* What the task requires: Down to the final line, write out the material beneath exactly, without pictures.

━━━━

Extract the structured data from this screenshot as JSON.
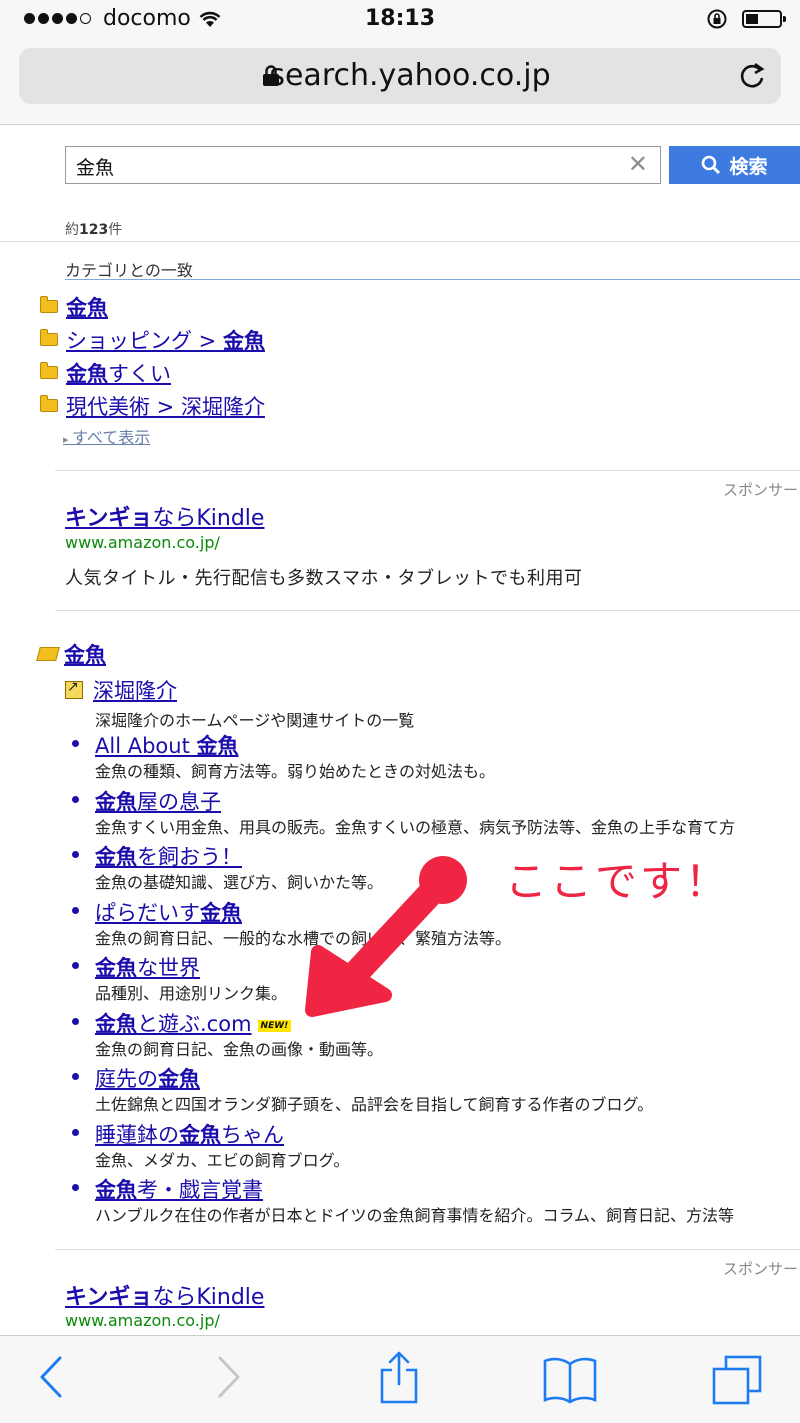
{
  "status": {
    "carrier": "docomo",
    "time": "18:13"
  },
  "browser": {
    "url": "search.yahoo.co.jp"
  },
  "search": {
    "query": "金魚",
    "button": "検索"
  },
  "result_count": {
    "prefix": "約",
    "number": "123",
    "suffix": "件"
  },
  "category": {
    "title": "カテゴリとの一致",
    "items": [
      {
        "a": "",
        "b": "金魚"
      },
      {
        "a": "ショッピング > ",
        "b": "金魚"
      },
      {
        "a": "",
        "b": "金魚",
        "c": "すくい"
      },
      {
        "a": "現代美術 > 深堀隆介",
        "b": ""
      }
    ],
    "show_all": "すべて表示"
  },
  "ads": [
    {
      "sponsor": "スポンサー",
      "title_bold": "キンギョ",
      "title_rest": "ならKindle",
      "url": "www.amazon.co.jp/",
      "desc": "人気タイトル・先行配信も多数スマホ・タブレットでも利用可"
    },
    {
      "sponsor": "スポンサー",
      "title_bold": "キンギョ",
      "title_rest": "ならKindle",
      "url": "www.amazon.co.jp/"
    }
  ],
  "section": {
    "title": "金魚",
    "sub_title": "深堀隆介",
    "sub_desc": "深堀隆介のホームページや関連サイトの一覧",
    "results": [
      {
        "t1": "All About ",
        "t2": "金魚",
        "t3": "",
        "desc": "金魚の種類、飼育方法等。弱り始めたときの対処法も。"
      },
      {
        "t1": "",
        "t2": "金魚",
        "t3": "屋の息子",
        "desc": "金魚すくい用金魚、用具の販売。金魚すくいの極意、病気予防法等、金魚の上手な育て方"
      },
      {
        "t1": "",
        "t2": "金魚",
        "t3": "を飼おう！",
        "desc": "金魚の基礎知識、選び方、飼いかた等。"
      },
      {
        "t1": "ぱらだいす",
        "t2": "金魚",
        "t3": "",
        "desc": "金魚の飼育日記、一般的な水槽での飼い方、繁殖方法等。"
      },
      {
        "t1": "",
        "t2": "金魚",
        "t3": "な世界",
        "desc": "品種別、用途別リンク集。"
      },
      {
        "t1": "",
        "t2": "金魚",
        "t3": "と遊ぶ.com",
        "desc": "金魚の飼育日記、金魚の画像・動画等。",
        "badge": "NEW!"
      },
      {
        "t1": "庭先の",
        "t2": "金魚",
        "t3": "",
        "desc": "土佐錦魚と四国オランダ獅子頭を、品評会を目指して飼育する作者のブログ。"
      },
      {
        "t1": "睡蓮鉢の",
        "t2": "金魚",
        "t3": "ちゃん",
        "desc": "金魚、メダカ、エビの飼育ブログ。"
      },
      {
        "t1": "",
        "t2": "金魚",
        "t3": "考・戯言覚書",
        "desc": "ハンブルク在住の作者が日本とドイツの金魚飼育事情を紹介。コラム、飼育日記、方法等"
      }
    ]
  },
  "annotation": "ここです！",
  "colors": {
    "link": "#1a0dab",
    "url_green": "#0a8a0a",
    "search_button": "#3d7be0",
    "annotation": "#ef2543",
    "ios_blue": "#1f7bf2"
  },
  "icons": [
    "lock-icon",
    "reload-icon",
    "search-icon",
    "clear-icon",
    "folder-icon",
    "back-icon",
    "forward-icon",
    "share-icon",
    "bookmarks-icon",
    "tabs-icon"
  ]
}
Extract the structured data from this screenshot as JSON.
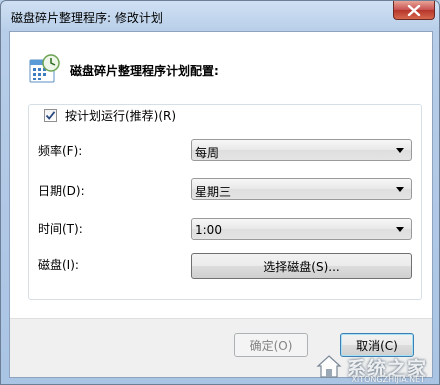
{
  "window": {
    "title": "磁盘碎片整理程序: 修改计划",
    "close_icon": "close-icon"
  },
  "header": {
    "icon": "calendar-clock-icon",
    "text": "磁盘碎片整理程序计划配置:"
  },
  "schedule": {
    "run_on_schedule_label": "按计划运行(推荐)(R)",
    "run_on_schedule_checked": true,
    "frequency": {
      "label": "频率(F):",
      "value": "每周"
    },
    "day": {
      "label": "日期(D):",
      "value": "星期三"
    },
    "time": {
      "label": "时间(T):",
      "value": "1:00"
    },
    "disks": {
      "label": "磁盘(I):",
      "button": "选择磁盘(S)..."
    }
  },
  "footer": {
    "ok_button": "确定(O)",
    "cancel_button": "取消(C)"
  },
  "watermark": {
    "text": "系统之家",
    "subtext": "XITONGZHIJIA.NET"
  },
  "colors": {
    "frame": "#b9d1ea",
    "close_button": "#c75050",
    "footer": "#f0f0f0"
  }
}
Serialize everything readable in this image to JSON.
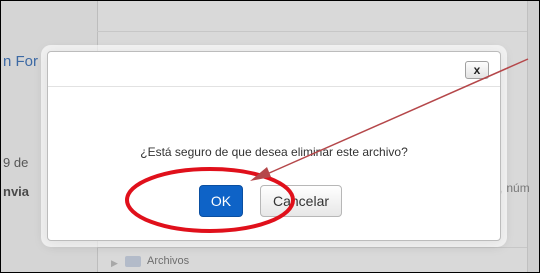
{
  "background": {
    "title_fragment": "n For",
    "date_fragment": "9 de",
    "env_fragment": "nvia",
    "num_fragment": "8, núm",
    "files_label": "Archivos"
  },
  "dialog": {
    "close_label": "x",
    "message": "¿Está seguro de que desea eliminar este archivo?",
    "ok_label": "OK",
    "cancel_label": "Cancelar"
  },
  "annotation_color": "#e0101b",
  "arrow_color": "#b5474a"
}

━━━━

* Written response:
Extract the structured data from this screenshot as JSON.
{
  "status": {
    "carrier": "docomo",
    "time": "18:13"
  },
  "browser": {
    "url": "search.yahoo.co.jp"
  },
  "search": {
    "query": "金魚",
    "button": "検索"
  },
  "result_count": {
    "prefix": "約",
    "number": "123",
    "suffix": "件"
  },
  "category": {
    "title": "カテゴリとの一致",
    "items": [
      {
        "a": "",
        "b": "金魚"
      },
      {
        "a": "ショッピング > ",
        "b": "金魚"
      },
      {
        "a": "",
        "b": "金魚",
        "c": "すくい"
      },
      {
        "a": "現代美術 > 深堀隆介",
        "b": ""
      }
    ],
    "show_all": "すべて表示"
  },
  "ads": [
    {
      "sponsor": "スポンサー",
      "title_bold": "キンギョ",
      "title_rest": "ならKindle",
      "url": "www.amazon.co.jp/",
      "desc": "人気タイトル・先行配信も多数スマホ・タブレットでも利用可"
    },
    {
      "sponsor": "スポンサー",
      "title_bold": "キンギョ",
      "title_rest": "ならKindle",
      "url": "www.amazon.co.jp/"
    }
  ],
  "section": {
    "title": "金魚",
    "sub_title": "深堀隆介",
    "sub_desc": "深堀隆介のホームページや関連サイトの一覧",
    "results": [
      {
        "t1": "All About ",
        "t2": "金魚",
        "t3": "",
        "desc": "金魚の種類、飼育方法等。弱り始めたときの対処法も。"
      },
      {
        "t1": "",
        "t2": "金魚",
        "t3": "屋の息子",
        "desc": "金魚すくい用金魚、用具の販売。金魚すくいの極意、病気予防法等、金魚の上手な育て方"
      },
      {
        "t1": "",
        "t2": "金魚",
        "t3": "を飼おう！",
        "desc": "金魚の基礎知識、選び方、飼いかた等。"
      },
      {
        "t1": "ぱらだいす",
        "t2": "金魚",
        "t3": "",
        "desc": "金魚の飼育日記、一般的な水槽での飼い方、繁殖方法等。"
      },
      {
        "t1": "",
        "t2": "金魚",
        "t3": "な世界",
        "desc": "品種別、用途別リンク集。"
      },
      {
        "t1": "",
        "t2": "金魚",
        "t3": "と遊ぶ.com",
        "desc": "金魚の飼育日記、金魚の画像・動画等。",
        "badge": "NEW!"
      },
      {
        "t1": "庭先の",
        "t2": "金魚",
        "t3": "",
        "desc": "土佐錦魚と四国オランダ獅子頭を、品評会を目指して飼育する作者のブログ。"
      },
      {
        "t1": "睡蓮鉢の",
        "t2": "金魚",
        "t3": "ちゃん",
        "desc": "金魚、メダカ、エビの飼育ブログ。"
      },
      {
        "t1": "",
        "t2": "金魚",
        "t3": "考・戯言覚書",
        "desc": "ハンブルク在住の作者が日本とドイツの金魚飼育事情を紹介。コラム、飼育日記、方法等"
      }
    ]
  },
  "annotation": "ここです！",
  "colors": {
    "link": "#1a0dab",
    "url_green": "#0a8a0a",
    "search_button": "#3d7be0",
    "annotation": "#ef2543",
    "ios_blue": "#1f7bf2"
  },
  "icons": [
    "lock-icon",
    "reload-icon",
    "search-icon",
    "clear-icon",
    "folder-icon",
    "back-icon",
    "forward-icon",
    "share-icon",
    "bookmarks-icon",
    "tabs-icon"
  ]
}
Extract the structured data from this screenshot as JSON.
{
  "window": {
    "title": "磁盘碎片整理程序: 修改计划",
    "close_icon": "close-icon"
  },
  "header": {
    "icon": "calendar-clock-icon",
    "text": "磁盘碎片整理程序计划配置:"
  },
  "schedule": {
    "run_on_schedule_label": "按计划运行(推荐)(R)",
    "run_on_schedule_checked": true,
    "frequency": {
      "label": "频率(F):",
      "value": "每周"
    },
    "day": {
      "label": "日期(D):",
      "value": "星期三"
    },
    "time": {
      "label": "时间(T):",
      "value": "1:00"
    },
    "disks": {
      "label": "磁盘(I):",
      "button": "选择磁盘(S)..."
    }
  },
  "footer": {
    "ok_button": "确定(O)",
    "cancel_button": "取消(C)"
  },
  "watermark": {
    "text": "系统之家",
    "subtext": "XITONGZHIJIA.NET"
  },
  "colors": {
    "frame": "#b9d1ea",
    "close_button": "#c75050",
    "footer": "#f0f0f0"
  }
}
Serialize everything readable in this image to JSON.
{
  "background": {
    "title_fragment": "n For",
    "date_fragment": "9 de",
    "env_fragment": "nvia",
    "num_fragment": "8, núm",
    "files_label": "Archivos"
  },
  "dialog": {
    "close_label": "x",
    "message": "¿Está seguro de que desea eliminar este archivo?",
    "ok_label": "OK",
    "cancel_label": "Cancelar"
  },
  "annotation_color": "#e0101b",
  "arrow_color": "#b5474a"
}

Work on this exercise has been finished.